PACKSADDLE MOUNTAIN FIGHT. The Packsaddle Mountain fight occurred on Packsaddle Mountain in Llano County on August 5, 1873. A band of more than twenty-one Indians, reputedly Apaches, had come down the South Llano River raiding and stealing horses along Beaver Creek and Legion Valley. On August 4, James R. Moss collected his two brothers (Stephen B. and W. B. Moss), as well as E. D. Harrington, Eli Loyd, Arch Martin, Pink Ayres, and Robert Brown, and followed the Indians for twenty-five miles. The group overtook them on top of the mountain, where they had 300 or 400 pounds of beef laid out on the rocks. In the fight three Indians were killed and four whites were wounded. After the Indians retreated, the whites rode to the John B. Duncan ranch, where Dr. C. C. Smith from Llano gave them medical attention. This was the last Indian fight in the county, which had been the scene of Indian raids for at least a decade. Two markers commemorate the fight: a granite plaque placed at the battle site on August 5, 1938, by descendants of the participants, and a roadside marker ten miles from Llano, placed by the Llano County Historical Committee during the Texas Centennial activities of 1936.

BIBLIOGRAPHY: 

Austin American-Statesman, July 1, 1936. Hazel Oatman Bowman, "Indian Battle of Packsaddle Mountain," Cattleman, January 1944. J. W. Wilbarger, Indian Depredations in Texas (Austin: Hutchings, 1889; rpt., Austin: State House, 1985).

Claudia Hazlewood

Citation

The following, adapted from the Chicago Manual of Style, 15th edition, is the preferred citation for this article.

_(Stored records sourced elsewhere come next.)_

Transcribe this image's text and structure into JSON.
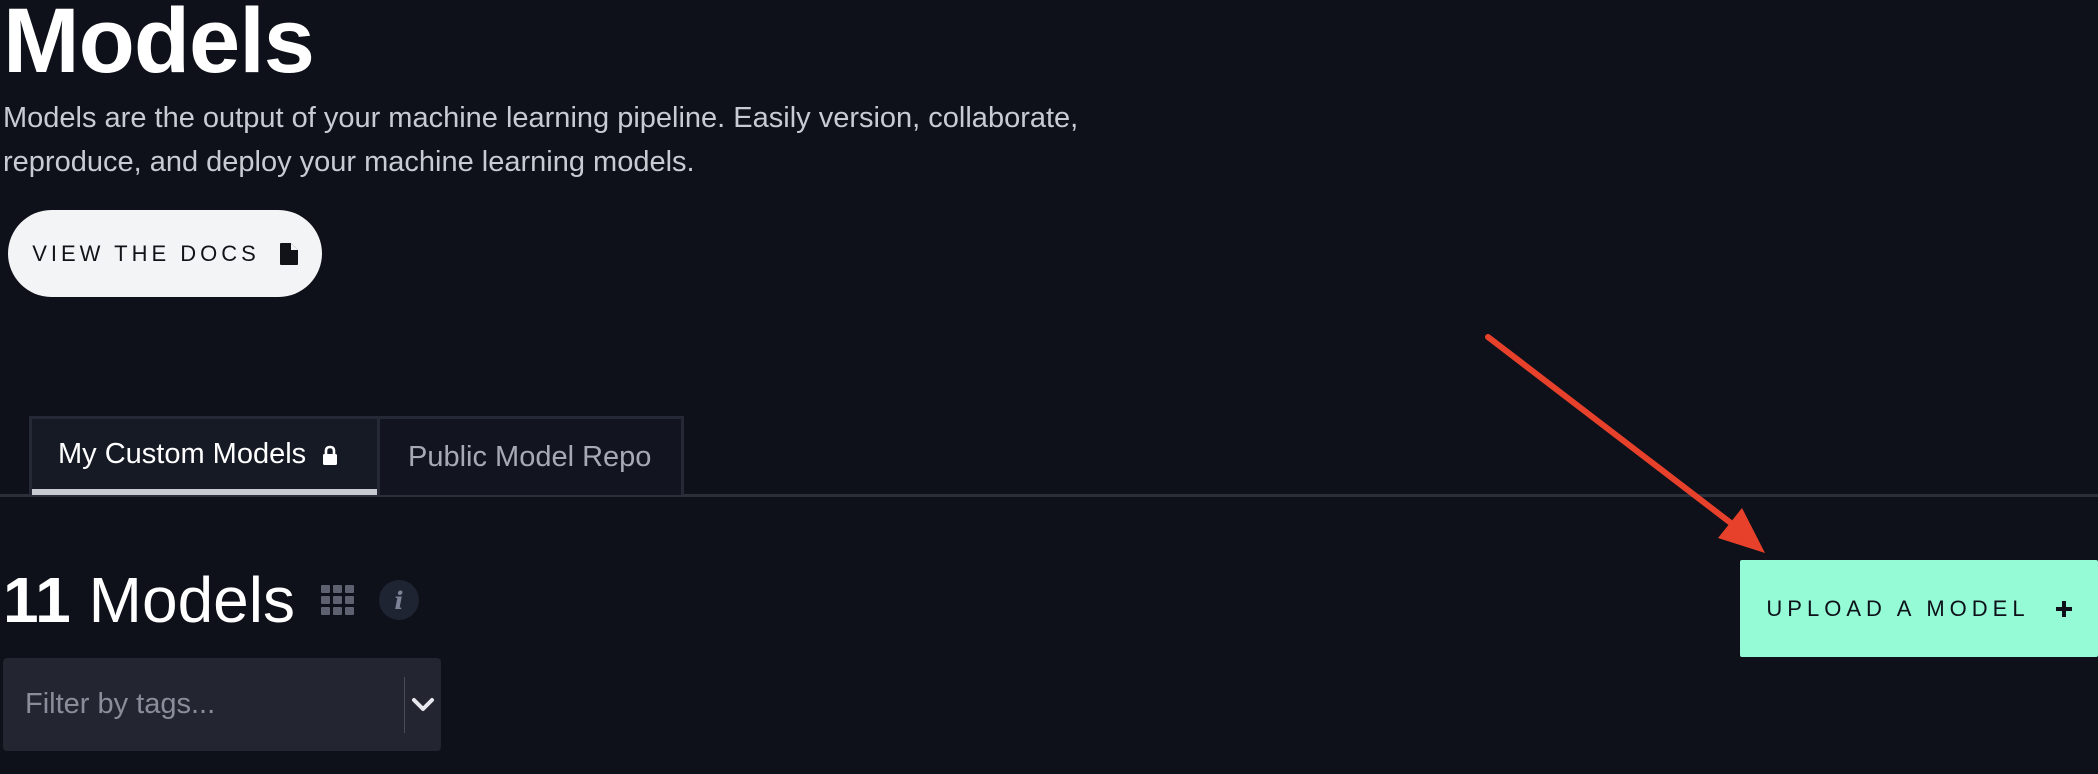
{
  "header": {
    "title": "Models",
    "description": "Models are the output of your machine learning pipeline. Easily version, collaborate, reproduce, and deploy your machine learning models.",
    "docs_button_label": "VIEW THE DOCS",
    "docs_icon": "document-icon"
  },
  "tabs": [
    {
      "label": "My Custom Models",
      "active": true,
      "icon": "lock-icon"
    },
    {
      "label": "Public Model Repo",
      "active": false
    }
  ],
  "models_summary": {
    "count": "11",
    "label": "Models",
    "view_icon": "grid-icon",
    "info_icon": "info-icon"
  },
  "upload_button": {
    "label": "UPLOAD A MODEL",
    "icon": "plus-icon"
  },
  "filter": {
    "placeholder": "Filter by tags...",
    "value": "",
    "dropdown_icon": "chevron-down-icon"
  },
  "annotation": {
    "arrow_color": "#e8412b",
    "arrow_target": "upload-a-model-button"
  },
  "colors": {
    "background": "#0e1119",
    "accent": "#94fbd6",
    "arrow": "#e8412b"
  }
}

Claudia Hazlewood, "PACKSADDLE MOUNTAIN FIGHT," Handbook of Texas Online (http://www.tshaonline.org/handbook/online/articles/btp01), accessed July 24, 2014. Uploaded on June 15, 2010. Published by the Texas State Historical Association.